I must admit that I am fortunate not to appear hypocritical in this whole argument. My family, especially my wife, has stood by me in my decision to continue my non-paying Kannada work and in my decision to get my son admitted to a Kannada medium school by choice. Unfortunately, I see that every educated Indian cannot claim to be this fortunate. But that does not take away the merit of the argument that mother-tongue education is best for children. Circumstances force them to send their children to English medium schools; it would be folly to think pure liberty is at play here, as Tooley seems to think. It is a case of pure coercion, with the subtle detail that the coercion has occurred in the past.

Tooley is not worried about any of this. His view is rather myopic, unfortunately, and the basic line of his argument is that the choice of language of instruction is an inexplicable market phenomenon that we had better respect. His first response to my question regarding the medium of instruction betrays the feeling that any inconsistency between the walk and the talk of the questioner, with regard to language use, can be used to defeat him in the argument. But even such an inconsistency, where present, is itself a result of colonization.

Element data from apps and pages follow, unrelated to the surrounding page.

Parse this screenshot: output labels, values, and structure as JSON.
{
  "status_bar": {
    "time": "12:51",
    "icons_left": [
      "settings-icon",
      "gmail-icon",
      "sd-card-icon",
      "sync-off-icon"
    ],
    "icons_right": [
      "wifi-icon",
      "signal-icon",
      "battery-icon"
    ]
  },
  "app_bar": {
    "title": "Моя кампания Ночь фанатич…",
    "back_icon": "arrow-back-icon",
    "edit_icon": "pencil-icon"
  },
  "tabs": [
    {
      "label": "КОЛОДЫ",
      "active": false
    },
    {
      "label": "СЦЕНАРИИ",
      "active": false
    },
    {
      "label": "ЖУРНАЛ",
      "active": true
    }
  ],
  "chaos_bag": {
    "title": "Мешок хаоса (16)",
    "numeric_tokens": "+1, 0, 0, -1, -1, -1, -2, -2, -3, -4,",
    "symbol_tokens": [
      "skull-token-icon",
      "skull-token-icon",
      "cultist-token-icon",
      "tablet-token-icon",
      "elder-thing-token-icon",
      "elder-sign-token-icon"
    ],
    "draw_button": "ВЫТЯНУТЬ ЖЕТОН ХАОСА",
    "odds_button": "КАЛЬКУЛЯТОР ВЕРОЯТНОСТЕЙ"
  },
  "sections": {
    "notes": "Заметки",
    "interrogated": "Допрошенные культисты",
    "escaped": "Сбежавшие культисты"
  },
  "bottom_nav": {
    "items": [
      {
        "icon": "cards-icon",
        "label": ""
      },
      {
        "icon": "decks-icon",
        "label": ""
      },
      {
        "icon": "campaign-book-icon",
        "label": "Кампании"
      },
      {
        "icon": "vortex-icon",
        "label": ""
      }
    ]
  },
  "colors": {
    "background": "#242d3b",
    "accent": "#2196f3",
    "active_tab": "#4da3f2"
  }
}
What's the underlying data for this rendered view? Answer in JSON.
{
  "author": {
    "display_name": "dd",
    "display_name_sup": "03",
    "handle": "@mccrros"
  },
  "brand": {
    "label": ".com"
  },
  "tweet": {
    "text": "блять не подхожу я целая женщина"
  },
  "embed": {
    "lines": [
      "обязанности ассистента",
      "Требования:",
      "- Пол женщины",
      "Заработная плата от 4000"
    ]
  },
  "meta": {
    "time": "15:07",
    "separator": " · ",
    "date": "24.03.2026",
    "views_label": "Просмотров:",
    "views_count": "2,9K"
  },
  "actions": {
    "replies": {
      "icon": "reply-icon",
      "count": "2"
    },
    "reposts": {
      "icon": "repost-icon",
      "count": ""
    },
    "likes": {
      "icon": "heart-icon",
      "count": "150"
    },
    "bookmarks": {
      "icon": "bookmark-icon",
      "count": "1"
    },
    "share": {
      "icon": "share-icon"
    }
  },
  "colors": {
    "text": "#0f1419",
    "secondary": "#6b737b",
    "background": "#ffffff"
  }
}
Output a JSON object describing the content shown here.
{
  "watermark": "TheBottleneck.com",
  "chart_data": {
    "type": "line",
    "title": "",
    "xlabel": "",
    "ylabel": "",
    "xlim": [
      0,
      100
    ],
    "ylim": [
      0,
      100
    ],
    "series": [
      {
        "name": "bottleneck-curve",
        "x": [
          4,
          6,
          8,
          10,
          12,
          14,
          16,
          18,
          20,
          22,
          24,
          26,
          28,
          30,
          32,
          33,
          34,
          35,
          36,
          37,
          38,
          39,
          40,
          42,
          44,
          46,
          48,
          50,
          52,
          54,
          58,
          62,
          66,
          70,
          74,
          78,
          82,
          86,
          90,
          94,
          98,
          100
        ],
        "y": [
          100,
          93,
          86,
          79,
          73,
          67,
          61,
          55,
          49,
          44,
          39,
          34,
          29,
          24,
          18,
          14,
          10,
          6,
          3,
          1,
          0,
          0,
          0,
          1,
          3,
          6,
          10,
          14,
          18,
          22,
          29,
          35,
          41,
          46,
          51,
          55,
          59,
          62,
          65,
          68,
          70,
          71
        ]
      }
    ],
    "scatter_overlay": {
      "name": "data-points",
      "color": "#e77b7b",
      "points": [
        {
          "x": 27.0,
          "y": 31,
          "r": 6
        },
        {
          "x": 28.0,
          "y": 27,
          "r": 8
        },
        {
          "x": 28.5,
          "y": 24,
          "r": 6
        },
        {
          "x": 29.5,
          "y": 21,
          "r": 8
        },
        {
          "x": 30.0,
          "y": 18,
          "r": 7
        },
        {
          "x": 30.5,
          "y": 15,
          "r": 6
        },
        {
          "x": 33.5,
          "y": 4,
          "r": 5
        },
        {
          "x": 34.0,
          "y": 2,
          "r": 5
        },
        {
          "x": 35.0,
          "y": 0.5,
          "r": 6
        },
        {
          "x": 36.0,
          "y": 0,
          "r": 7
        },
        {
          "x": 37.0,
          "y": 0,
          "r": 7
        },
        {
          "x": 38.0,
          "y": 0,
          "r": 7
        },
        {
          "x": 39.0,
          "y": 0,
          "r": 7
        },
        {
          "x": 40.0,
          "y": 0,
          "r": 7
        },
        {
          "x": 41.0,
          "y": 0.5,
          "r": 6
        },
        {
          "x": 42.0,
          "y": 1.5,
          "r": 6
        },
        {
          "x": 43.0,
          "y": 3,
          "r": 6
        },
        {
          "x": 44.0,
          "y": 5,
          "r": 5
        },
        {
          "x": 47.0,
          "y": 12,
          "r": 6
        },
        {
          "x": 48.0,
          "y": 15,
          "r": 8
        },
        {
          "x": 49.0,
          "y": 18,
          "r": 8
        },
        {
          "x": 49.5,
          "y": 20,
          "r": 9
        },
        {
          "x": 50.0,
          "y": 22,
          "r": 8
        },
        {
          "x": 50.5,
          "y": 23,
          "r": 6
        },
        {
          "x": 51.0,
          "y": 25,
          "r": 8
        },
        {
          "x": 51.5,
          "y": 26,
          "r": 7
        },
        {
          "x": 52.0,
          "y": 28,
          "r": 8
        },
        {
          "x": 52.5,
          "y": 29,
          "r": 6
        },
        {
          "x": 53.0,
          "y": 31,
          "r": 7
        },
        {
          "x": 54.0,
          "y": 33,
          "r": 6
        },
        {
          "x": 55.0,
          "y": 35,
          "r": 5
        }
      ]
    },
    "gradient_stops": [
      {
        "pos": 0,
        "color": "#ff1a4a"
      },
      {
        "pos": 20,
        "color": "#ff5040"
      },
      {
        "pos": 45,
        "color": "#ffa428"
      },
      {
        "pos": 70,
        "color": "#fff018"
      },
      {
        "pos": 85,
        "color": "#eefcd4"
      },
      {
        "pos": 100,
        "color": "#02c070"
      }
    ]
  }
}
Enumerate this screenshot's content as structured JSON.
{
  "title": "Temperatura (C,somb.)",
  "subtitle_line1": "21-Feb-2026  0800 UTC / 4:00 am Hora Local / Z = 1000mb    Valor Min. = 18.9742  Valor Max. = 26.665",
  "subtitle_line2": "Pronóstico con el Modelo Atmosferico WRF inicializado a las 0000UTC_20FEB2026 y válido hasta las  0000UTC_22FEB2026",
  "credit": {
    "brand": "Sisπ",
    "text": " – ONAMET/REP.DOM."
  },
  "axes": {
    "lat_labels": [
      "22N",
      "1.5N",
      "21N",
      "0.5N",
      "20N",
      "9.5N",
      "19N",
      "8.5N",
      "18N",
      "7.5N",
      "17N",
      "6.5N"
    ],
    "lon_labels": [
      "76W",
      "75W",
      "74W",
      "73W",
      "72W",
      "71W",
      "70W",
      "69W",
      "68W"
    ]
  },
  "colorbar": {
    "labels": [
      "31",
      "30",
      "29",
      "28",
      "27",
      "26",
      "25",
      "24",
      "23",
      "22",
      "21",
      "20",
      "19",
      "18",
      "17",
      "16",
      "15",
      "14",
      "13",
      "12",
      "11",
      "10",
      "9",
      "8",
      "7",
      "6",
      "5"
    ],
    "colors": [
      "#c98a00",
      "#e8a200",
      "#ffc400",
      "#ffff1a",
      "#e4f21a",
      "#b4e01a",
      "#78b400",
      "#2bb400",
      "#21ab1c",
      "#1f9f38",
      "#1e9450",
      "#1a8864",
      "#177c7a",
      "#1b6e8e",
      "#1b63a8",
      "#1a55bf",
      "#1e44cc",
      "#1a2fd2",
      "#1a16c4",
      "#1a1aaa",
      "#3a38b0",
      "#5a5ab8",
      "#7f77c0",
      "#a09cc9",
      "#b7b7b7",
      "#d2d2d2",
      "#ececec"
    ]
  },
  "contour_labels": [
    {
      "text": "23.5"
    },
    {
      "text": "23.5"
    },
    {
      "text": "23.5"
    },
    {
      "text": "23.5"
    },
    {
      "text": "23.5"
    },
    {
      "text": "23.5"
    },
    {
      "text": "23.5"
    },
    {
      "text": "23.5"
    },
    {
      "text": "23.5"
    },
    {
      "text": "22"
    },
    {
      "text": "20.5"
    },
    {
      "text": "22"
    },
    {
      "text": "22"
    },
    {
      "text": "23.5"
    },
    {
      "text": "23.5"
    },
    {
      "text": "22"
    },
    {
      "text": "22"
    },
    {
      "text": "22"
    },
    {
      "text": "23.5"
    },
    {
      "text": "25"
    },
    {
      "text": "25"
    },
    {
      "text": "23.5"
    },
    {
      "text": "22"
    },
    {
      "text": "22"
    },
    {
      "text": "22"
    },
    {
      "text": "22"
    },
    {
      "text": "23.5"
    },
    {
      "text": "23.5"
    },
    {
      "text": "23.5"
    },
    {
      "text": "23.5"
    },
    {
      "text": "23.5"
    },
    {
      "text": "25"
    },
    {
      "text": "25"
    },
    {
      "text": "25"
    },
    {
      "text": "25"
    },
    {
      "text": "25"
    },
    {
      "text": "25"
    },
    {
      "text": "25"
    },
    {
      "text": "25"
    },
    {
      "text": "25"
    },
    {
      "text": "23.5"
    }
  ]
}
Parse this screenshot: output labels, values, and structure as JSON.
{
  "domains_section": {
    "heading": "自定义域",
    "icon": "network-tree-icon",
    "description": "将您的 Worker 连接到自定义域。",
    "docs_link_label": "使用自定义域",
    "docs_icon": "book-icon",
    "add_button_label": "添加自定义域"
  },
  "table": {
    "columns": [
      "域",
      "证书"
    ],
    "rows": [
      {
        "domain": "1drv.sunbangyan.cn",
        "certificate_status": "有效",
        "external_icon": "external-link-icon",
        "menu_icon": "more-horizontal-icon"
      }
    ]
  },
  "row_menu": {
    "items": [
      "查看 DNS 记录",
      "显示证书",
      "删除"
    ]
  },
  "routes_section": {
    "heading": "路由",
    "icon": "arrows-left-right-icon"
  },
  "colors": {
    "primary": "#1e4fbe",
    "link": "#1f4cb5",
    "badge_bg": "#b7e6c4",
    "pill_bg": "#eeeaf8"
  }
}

Colonization makes the colonized individual a mess of inconsistencies and contradictions. It is a similar inconsistency that led Mahatma Gandhi to hate the Indian Railways on the one hand but use it to travel all over India on the other. I write in English, and Indians want to send their children to English medium schools, because history coerces us to do so. Those whom I have to call away from English are today immersed in it, and I have no option but to use a thorn to remove this thorn.

In short, by neglecting the medium of instruction and dedicating his book to the privateness of the low-cost schools, Tooley proves to be not so much of an educationist in the first place. His arguments are ethics-free and education-theory agnostic, and threaten to make the world forget, even celebrate, the gory history of colonialism and its adverse impact on education. His are arguments that legitimize the neglect of the world’s linguistic diversity and thereby the true education and liberty of the people of the world, all in the name of a strange thing that has come to be known as liberty in some Western scholarly circles.

But the Indian who is truly concerned about the future of his children, as of India in general, has no option but to recognize the importance of mother-tongue education. He might not be able to send his own children to mother-tongue schools for various reasons today, but that neither diminishes the truth nor relieves him of his duty to tell his children why they are being sent to English medium schools. They’re not being sent because of an inexplicable and sacred market phenomenon, but because of our colonial history.

If children are told this truth, a day will dawn on which we can claim to have fully reversed the effect of that history, a day on which Tooley’s favorite low-cost private schools will fall head over heels to offer education in the mother-tongue (not that he particularly cares). Indian children will not take too long to recognize that the phase of English-medium craze we’re going through is a temporary one which they can stop in their own lifetime, even if they have themselves had to undergo English education.

Only, most of us will have to stop hiding the truth from them or think we’d be hypocritical to use English at work and send children to English medium schools but advocate for mother-tongue education. This is not hypocrisy but one of the many contradictions introduced by colonialism. I see no reason for Indians to feel guilty for using English at work or sending our children to English medium schools. But at the same time, we must not downplay the importance of the mother tongue in education. The apparent contradiction is put in place by our colonial past, not by us. At no cost must we let our thought side with untruth, however much we may be forced to act against our will. It will take time and effort, but the truth will ultimately triumph.